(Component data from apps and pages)

== Segment start ==

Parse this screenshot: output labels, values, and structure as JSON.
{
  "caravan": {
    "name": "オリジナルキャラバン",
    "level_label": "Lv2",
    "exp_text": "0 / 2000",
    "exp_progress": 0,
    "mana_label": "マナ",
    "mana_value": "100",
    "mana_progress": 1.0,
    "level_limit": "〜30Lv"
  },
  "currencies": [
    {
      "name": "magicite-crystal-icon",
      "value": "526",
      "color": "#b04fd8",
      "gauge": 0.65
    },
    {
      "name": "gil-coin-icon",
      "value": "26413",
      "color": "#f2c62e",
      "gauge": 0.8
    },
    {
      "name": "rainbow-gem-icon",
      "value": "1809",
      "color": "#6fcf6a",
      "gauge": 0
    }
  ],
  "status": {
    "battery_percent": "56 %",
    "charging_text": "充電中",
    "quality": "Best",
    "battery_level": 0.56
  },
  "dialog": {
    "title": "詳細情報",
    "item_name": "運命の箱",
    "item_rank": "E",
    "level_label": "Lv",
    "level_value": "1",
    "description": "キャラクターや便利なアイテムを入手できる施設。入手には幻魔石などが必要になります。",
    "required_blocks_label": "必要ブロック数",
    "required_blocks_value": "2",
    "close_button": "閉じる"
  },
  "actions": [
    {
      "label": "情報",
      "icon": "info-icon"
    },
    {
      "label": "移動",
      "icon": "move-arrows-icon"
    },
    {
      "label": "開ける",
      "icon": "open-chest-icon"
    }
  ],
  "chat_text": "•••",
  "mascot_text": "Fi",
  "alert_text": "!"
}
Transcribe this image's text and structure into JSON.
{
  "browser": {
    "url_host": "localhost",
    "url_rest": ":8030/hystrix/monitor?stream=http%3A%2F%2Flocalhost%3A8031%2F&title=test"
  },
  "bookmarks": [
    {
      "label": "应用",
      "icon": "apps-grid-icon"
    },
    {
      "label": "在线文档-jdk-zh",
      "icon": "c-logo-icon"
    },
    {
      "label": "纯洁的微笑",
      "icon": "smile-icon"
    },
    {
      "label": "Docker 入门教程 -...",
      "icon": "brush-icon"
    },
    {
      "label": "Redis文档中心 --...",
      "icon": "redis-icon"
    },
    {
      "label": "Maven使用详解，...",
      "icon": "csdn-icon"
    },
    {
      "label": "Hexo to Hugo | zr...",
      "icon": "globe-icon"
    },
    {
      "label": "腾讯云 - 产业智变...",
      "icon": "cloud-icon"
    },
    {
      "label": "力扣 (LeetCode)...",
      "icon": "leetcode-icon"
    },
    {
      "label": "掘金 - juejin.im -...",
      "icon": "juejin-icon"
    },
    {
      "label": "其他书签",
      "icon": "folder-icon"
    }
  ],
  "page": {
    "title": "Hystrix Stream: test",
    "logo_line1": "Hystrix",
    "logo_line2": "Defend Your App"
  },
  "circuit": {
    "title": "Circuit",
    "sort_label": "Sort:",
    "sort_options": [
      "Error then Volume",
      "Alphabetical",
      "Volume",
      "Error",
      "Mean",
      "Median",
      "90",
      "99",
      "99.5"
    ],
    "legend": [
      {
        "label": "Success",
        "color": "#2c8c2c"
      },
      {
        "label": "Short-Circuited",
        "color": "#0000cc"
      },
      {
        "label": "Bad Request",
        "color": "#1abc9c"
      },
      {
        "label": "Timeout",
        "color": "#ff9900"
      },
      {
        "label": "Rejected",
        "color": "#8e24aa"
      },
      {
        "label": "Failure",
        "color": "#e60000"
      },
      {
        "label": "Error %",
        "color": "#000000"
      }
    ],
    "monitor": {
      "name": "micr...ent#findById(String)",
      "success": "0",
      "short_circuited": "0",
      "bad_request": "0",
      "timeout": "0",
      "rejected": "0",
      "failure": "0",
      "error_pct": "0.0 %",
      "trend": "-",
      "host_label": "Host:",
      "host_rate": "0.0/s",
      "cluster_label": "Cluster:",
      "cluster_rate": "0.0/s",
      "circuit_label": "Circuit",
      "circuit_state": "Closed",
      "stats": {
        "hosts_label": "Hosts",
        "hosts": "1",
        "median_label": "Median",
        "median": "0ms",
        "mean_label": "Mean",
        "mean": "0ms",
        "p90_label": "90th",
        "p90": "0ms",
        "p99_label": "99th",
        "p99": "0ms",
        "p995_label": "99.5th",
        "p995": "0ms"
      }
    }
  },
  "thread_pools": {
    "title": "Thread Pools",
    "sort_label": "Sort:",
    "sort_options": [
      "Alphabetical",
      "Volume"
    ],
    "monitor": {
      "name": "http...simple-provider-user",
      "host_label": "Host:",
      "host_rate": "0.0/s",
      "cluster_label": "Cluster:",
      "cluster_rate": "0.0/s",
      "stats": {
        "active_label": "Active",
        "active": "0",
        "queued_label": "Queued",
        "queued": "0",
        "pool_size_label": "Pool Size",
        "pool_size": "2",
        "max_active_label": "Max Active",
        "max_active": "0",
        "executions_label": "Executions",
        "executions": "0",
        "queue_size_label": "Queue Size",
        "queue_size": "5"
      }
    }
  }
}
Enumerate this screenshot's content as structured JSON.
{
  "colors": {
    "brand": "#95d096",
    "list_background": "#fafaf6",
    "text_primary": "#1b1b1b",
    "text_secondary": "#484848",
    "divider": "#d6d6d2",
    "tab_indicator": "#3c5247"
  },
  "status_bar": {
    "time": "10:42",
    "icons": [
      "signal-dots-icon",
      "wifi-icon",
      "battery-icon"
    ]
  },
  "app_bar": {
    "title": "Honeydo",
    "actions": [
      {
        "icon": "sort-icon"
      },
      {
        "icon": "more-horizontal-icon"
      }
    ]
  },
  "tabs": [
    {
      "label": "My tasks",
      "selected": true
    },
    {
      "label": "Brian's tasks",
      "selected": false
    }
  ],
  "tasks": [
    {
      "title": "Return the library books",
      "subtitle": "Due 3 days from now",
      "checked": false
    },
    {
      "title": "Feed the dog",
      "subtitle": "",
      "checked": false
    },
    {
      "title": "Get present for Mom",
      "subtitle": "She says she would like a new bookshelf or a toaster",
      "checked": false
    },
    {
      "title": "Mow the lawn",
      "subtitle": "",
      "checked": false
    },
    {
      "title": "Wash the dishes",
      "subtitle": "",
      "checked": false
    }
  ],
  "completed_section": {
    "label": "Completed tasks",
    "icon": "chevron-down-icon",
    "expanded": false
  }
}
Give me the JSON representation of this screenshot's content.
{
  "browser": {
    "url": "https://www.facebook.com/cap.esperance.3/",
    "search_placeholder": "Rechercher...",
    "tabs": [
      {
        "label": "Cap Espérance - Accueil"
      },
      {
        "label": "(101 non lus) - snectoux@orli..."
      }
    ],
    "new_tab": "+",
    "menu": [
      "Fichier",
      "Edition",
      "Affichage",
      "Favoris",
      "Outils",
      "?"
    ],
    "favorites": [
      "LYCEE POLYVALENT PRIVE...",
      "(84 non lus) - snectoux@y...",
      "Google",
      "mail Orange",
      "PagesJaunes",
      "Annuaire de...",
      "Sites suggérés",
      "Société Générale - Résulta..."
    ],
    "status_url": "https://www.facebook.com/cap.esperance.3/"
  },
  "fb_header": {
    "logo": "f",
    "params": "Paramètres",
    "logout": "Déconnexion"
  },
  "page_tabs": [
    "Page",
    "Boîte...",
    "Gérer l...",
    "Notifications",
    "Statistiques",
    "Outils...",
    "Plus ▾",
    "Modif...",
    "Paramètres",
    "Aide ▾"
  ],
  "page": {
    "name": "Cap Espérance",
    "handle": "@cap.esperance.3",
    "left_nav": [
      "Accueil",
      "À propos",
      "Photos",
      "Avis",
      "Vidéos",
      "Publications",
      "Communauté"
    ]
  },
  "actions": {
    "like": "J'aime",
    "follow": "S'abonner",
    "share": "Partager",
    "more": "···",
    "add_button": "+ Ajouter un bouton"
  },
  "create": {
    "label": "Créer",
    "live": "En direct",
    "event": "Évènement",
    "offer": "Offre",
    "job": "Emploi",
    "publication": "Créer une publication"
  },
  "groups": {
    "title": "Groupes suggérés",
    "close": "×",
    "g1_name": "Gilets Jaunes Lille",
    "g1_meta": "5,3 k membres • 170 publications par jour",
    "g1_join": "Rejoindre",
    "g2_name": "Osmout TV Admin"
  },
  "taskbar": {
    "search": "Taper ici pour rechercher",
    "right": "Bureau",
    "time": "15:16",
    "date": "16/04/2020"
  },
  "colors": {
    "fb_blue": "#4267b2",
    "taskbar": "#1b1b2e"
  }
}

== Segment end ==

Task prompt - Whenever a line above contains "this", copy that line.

Exercise response -
Parse this screenshot: output labels, values, and structure as JSON.
Transcribe this image's text and structure into JSON.
Enumerate this screenshot's content as structured JSON.
Give me the JSON representation of this screenshot's content.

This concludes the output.